Preserved sleep microstructure in blind individuals

Publikation: Bidrag til tidsskriftTidsskriftartikelForskningfagfællebedømt

  • Sébrina Aubin
  • Julie A.E. Christensen
  • Jennum, Poul
  • Tore Nielsen
  • Ron Kupers
  • Maurice Ptito

The loss of vision, particularly when it occurs early in life, is associated with compensatory cortical plasticity not only in the visual cortical areas, but throughout the entire brain. The absence of visual input to the retina can also induce changes in entrainment of the circadian rhythm, as light is the primary zeitgeber of the master biological clock found in the suprachiasmatic nucleus of the hypothalamus. In addition, a greater number of sleep disturbances is often reported in blind individuals. Here, we examined various electroencephalographic microstructural components of sleep, both during rapid-eye-movement (REM) sleep and non-REM (NREM) sleep, between blind individuals, including both of early and late onset, and normal-sighted controls. During wakefulness, occipital alpha oscillations were lower, or absent in blind individuals. During sleep, differences were observed across electrode derivations between the early and late blind samples, which may reflect altered cortical networking in early blindness. Despite these differences in power spectra density, the electroencephalography microstructure of sleep, including sleep spindles, slow wave activity, and sawtooth waves, remained present in the absence of vision.
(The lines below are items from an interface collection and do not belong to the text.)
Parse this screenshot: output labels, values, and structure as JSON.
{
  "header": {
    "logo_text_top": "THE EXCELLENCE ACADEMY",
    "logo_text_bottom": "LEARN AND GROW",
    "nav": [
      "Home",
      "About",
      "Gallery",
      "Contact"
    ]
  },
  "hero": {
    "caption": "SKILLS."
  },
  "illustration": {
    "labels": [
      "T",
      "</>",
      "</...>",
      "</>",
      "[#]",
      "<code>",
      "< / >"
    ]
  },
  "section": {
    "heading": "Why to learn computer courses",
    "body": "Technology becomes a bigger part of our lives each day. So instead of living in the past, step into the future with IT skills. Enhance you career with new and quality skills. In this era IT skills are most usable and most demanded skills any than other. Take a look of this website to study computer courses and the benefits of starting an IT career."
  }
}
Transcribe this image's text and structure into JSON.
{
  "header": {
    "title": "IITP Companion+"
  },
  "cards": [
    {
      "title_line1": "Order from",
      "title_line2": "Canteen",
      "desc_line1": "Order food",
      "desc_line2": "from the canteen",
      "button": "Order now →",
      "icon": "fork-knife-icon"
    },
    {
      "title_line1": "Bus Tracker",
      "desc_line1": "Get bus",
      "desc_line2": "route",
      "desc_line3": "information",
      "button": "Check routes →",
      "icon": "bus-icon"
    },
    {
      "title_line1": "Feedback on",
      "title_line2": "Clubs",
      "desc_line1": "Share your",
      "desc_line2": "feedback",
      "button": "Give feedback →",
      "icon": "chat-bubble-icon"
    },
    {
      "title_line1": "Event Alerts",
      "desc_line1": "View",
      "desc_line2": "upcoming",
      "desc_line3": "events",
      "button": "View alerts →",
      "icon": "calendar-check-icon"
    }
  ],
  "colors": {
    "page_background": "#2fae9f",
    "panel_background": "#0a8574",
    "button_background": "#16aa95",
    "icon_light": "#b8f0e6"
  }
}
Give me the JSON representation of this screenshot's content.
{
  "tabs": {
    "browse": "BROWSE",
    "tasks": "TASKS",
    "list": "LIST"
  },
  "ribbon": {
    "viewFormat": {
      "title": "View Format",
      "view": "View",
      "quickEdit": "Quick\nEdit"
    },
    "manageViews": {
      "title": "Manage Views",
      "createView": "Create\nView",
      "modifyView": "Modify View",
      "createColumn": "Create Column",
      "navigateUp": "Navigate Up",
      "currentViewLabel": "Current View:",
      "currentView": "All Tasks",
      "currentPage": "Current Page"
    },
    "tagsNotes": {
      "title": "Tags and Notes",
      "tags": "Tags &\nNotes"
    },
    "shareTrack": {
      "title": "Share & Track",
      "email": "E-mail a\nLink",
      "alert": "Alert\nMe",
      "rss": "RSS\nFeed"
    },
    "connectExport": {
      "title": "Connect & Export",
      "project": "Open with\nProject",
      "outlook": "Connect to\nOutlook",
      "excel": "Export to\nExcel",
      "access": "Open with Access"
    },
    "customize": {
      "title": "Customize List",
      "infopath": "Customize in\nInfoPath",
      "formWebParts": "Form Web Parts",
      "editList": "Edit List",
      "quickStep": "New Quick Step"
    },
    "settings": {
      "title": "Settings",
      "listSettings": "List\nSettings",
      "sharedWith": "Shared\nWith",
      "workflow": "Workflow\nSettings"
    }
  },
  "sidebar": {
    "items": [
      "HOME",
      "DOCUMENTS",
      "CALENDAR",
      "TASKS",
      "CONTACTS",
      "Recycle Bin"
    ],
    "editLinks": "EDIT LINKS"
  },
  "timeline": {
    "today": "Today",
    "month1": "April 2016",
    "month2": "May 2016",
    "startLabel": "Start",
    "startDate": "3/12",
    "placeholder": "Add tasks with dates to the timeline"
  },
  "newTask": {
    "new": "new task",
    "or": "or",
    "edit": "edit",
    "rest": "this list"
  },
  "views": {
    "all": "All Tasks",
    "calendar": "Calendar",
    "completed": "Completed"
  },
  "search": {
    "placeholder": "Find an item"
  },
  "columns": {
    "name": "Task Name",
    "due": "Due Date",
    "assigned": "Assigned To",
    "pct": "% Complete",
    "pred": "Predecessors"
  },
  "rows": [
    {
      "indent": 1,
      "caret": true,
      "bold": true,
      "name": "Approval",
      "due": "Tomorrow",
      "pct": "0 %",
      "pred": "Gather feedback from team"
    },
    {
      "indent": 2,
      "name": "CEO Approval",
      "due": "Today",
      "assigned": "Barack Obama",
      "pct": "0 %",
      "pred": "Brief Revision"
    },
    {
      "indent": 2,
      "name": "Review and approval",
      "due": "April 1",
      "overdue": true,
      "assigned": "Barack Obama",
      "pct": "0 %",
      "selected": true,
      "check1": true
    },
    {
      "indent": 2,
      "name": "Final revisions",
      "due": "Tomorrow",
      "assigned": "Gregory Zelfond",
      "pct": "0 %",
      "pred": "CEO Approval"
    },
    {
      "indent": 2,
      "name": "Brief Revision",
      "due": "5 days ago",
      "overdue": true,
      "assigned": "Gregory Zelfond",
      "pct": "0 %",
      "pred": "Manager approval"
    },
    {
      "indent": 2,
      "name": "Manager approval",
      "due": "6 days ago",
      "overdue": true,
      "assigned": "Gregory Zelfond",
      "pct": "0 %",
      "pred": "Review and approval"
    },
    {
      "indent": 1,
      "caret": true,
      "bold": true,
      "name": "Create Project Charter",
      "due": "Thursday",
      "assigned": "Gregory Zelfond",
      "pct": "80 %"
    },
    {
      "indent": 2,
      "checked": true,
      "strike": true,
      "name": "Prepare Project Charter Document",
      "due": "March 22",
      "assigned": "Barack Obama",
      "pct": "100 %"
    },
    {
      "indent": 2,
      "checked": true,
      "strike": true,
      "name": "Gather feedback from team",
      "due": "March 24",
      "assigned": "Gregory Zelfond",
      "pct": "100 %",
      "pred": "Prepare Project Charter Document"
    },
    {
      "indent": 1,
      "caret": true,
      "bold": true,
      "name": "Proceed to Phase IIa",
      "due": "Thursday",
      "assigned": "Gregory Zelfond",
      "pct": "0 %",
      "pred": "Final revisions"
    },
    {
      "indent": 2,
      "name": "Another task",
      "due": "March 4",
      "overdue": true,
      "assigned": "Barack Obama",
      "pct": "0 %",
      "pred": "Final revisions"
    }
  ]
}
TidsskriftSleep Medicine
Sider (fra-til)21-30
Antal sider10
StatusUdgivet - feb. 2018

ID: 191186964